## Exercise
All the entries that follow must be written out again exactly.

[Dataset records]
[Start of Attachment]

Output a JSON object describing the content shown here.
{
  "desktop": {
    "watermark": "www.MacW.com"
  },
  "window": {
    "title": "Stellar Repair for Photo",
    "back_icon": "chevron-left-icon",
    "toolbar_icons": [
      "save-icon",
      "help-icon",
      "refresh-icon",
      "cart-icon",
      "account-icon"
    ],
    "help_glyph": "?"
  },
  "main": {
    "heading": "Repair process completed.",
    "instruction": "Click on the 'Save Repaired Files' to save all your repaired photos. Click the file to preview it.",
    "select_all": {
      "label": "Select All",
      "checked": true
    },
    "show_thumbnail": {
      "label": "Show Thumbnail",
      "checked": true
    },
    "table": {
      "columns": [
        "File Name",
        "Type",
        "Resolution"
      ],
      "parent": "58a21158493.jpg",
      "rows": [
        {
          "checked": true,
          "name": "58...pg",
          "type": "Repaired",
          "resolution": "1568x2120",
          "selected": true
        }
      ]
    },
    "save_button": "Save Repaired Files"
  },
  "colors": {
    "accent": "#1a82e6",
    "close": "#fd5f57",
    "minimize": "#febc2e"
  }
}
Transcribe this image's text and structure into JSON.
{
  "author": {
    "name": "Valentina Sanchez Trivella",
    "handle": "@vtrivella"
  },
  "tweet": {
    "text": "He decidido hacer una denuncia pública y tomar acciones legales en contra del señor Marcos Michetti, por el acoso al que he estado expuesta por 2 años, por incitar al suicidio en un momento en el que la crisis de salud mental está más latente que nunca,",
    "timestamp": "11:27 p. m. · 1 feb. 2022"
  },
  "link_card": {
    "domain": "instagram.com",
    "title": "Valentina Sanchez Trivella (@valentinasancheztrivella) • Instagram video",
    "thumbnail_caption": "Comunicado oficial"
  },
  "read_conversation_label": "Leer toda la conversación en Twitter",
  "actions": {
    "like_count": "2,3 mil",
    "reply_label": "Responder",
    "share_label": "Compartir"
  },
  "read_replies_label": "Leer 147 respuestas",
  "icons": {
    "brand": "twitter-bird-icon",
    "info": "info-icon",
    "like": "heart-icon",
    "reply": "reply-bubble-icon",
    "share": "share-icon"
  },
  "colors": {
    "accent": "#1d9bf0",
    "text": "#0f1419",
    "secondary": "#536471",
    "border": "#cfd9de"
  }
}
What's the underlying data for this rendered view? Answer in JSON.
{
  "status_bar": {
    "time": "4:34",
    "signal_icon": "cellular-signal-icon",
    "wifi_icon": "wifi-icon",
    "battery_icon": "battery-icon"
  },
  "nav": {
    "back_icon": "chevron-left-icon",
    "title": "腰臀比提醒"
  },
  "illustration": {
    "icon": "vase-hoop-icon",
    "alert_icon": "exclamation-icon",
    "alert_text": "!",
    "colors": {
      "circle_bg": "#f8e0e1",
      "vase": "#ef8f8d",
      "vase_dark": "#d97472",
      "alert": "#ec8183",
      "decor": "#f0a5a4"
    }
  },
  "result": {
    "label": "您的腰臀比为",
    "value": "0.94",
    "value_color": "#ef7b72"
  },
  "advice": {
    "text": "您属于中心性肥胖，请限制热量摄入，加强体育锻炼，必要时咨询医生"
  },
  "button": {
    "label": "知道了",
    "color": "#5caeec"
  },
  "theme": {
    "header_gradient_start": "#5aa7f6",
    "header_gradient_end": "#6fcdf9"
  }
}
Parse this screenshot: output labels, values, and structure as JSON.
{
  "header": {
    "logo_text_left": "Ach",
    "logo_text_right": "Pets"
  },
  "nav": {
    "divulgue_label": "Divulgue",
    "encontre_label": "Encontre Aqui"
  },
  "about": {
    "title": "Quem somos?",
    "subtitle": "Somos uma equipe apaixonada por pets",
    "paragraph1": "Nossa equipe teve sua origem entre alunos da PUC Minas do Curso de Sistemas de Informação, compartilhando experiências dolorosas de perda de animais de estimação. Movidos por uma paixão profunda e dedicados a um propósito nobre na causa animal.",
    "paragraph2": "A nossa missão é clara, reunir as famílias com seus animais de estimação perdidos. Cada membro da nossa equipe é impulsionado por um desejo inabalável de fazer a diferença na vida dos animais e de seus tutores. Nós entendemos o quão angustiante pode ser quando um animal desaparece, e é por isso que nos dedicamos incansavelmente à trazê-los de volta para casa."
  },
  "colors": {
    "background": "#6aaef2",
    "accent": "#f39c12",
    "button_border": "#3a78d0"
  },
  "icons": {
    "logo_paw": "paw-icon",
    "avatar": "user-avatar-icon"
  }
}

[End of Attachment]

## Expected answer
Output a JSON object describing the content shown here.
{
  "desktop": {
    "watermark": "www.MacW.com"
  },
  "window": {
    "title": "Stellar Repair for Photo",
    "back_icon": "chevron-left-icon",
    "toolbar_icons": [
      "save-icon",
      "help-icon",
      "refresh-icon",
      "cart-icon",
      "account-icon"
    ],
    "help_glyph": "?"
  },
  "main": {
    "heading": "Repair process completed.",
    "instruction": "Click on the 'Save Repaired Files' to save all your repaired photos. Click the file to preview it.",
    "select_all": {
      "label": "Select All",
      "checked": true
    },
    "show_thumbnail": {
      "label": "Show Thumbnail",
      "checked": true
    },
    "table": {
      "columns": [
        "File Name",
        "Type",
        "Resolution"
      ],
      "parent": "58a21158493.jpg",
      "rows": [
        {
          "checked": true,
          "name": "58...pg",
          "type": "Repaired",
          "resolution": "1568x2120",
          "selected": true
        }
      ]
    },
    "save_button": "Save Repaired Files"
  },
  "colors": {
    "accent": "#1a82e6",
    "close": "#fd5f57",
    "minimize": "#febc2e"
  }
}
Transcribe this image's text and structure into JSON.
{
  "author": {
    "name": "Valentina Sanchez Trivella",
    "handle": "@vtrivella"
  },
  "tweet": {
    "text": "He decidido hacer una denuncia pública y tomar acciones legales en contra del señor Marcos Michetti, por el acoso al que he estado expuesta por 2 años, por incitar al suicidio en un momento en el que la crisis de salud mental está más latente que nunca,",
    "timestamp": "11:27 p. m. · 1 feb. 2022"
  },
  "link_card": {
    "domain": "instagram.com",
    "title": "Valentina Sanchez Trivella (@valentinasancheztrivella) • Instagram video",
    "thumbnail_caption": "Comunicado oficial"
  },
  "read_conversation_label": "Leer toda la conversación en Twitter",
  "actions": {
    "like_count": "2,3 mil",
    "reply_label": "Responder",
    "share_label": "Compartir"
  },
  "read_replies_label": "Leer 147 respuestas",
  "icons": {
    "brand": "twitter-bird-icon",
    "info": "info-icon",
    "like": "heart-icon",
    "reply": "reply-bubble-icon",
    "share": "share-icon"
  },
  "colors": {
    "accent": "#1d9bf0",
    "text": "#0f1419",
    "secondary": "#536471",
    "border": "#cfd9de"
  }
}
What's the underlying data for this rendered view? Answer in JSON.
{
  "status_bar": {
    "time": "4:34",
    "signal_icon": "cellular-signal-icon",
    "wifi_icon": "wifi-icon",
    "battery_icon": "battery-icon"
  },
  "nav": {
    "back_icon": "chevron-left-icon",
    "title": "腰臀比提醒"
  },
  "illustration": {
    "icon": "vase-hoop-icon",
    "alert_icon": "exclamation-icon",
    "alert_text": "!",
    "colors": {
      "circle_bg": "#f8e0e1",
      "vase": "#ef8f8d",
      "vase_dark": "#d97472",
      "alert": "#ec8183",
      "decor": "#f0a5a4"
    }
  },
  "result": {
    "label": "您的腰臀比为",
    "value": "0.94",
    "value_color": "#ef7b72"
  },
  "advice": {
    "text": "您属于中心性肥胖，请限制热量摄入，加强体育锻炼，必要时咨询医生"
  },
  "button": {
    "label": "知道了",
    "color": "#5caeec"
  },
  "theme": {
    "header_gradient_start": "#5aa7f6",
    "header_gradient_end": "#6fcdf9"
  }
}
Parse this screenshot: output labels, values, and structure as JSON.
{
  "header": {
    "logo_text_left": "Ach",
    "logo_text_right": "Pets"
  },
  "nav": {
    "divulgue_label": "Divulgue",
    "encontre_label": "Encontre Aqui"
  },
  "about": {
    "title": "Quem somos?",
    "subtitle": "Somos uma equipe apaixonada por pets",
    "paragraph1": "Nossa equipe teve sua origem entre alunos da PUC Minas do Curso de Sistemas de Informação, compartilhando experiências dolorosas de perda de animais de estimação. Movidos por uma paixão profunda e dedicados a um propósito nobre na causa animal.",
    "paragraph2": "A nossa missão é clara, reunir as famílias com seus animais de estimação perdidos. Cada membro da nossa equipe é impulsionado por um desejo inabalável de fazer a diferença na vida dos animais e de seus tutores. Nós entendemos o quão angustiante pode ser quando um animal desaparece, e é por isso que nos dedicamos incansavelmente à trazê-los de volta para casa."
  },
  "colors": {
    "background": "#6aaef2",
    "accent": "#f39c12",
    "button_border": "#3a78d0"
  },
  "icons": {
    "logo_paw": "paw-icon",
    "avatar": "user-avatar-icon"
  }
}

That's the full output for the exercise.